In summary, Mary and I may not be able to afford to leave here!
Oh, for housekeeping, we have a change of address: Our AOL email address will remain the same but for short messages, our on board email address has changed. Instead of using CruiseEmail, we have switched to Sailmail (which we greatly prefer). Our new address will be WDA2907 at Sailmail Dot Com (disguised to avoid email harvesters but you can figure it out) until May 3, with the biggest advantage being that you will not have to remember to put our call sign in the subject line since it is now embedded in the address. We will typically get that email once or twice per day [in winter months] whereas we only check AOL while we are in port. It's the opposite in summer time. A page of text or two of text is perfectly OK at Sailmail but you cannot attach files, include graphics, and please, no forwarded jokes, virus warnings, etc. Please send any of that to LeeSail@aol.com.

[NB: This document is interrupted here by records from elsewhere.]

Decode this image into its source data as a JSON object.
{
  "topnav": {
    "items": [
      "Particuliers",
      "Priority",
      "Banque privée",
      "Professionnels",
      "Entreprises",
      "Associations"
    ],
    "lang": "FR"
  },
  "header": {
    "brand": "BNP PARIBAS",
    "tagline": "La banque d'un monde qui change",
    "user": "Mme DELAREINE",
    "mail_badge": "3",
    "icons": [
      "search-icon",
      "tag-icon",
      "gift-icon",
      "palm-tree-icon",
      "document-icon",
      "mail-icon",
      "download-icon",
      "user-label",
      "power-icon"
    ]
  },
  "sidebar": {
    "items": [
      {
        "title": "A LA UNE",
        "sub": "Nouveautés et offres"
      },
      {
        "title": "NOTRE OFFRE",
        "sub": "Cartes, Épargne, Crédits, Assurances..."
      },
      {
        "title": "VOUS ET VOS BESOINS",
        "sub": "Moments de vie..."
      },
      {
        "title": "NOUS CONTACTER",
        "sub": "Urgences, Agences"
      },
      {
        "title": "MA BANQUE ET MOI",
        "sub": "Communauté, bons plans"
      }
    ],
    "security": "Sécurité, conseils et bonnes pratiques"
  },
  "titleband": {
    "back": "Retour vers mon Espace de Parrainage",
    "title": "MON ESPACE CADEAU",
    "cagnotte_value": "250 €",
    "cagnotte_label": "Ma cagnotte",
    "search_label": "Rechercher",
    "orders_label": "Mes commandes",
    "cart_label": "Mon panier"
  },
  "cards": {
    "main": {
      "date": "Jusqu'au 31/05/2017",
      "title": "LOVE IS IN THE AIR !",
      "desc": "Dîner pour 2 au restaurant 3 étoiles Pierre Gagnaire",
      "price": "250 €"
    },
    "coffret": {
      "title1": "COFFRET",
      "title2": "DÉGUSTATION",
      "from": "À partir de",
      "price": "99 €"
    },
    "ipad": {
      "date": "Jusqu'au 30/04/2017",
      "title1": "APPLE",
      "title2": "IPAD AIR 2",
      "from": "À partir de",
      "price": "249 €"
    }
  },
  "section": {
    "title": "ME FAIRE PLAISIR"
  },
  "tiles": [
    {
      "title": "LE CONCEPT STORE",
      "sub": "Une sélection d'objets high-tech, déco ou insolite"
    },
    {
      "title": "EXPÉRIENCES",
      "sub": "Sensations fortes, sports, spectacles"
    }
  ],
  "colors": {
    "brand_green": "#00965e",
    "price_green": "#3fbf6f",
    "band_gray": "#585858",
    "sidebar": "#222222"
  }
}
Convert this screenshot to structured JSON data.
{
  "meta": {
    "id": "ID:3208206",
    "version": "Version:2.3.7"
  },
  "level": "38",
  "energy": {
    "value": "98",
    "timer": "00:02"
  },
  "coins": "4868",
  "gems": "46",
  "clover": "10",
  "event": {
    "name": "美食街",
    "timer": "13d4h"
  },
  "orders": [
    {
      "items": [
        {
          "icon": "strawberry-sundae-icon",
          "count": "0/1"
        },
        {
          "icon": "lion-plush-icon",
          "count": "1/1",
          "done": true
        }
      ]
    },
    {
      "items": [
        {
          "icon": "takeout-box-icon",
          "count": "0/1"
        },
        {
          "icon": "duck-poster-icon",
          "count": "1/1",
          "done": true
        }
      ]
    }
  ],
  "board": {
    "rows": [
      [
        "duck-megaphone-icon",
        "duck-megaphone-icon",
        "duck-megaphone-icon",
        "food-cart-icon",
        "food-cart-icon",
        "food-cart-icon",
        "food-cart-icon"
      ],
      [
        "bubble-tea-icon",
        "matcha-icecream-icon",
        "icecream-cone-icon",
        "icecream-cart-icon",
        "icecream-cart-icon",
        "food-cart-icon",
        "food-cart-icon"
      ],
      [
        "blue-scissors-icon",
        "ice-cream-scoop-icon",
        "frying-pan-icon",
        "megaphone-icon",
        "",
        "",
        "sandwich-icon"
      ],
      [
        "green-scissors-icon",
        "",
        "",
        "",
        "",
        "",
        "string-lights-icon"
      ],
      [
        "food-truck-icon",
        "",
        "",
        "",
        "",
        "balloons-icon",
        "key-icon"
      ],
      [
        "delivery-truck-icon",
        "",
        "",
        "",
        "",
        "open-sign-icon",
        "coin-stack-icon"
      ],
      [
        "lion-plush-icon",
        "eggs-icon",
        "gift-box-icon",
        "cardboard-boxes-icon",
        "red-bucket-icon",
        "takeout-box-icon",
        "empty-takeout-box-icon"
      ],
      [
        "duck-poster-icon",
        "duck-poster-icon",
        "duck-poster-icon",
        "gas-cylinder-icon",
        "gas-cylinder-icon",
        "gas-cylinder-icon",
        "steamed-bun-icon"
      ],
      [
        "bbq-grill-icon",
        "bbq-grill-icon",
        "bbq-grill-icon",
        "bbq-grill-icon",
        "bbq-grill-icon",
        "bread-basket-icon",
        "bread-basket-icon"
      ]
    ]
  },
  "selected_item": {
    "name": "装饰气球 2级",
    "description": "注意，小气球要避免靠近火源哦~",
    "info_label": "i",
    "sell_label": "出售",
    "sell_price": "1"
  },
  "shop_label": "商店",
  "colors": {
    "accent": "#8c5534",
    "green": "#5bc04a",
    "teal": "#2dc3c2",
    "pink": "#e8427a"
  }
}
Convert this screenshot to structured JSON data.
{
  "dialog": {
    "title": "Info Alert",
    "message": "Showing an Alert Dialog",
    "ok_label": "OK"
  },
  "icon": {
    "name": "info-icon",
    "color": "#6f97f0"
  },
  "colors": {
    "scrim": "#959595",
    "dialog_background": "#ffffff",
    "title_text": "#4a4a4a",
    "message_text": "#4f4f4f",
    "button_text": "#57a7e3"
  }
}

Hope all is well with you and your family!
Lee and MaryS/V Escape Cay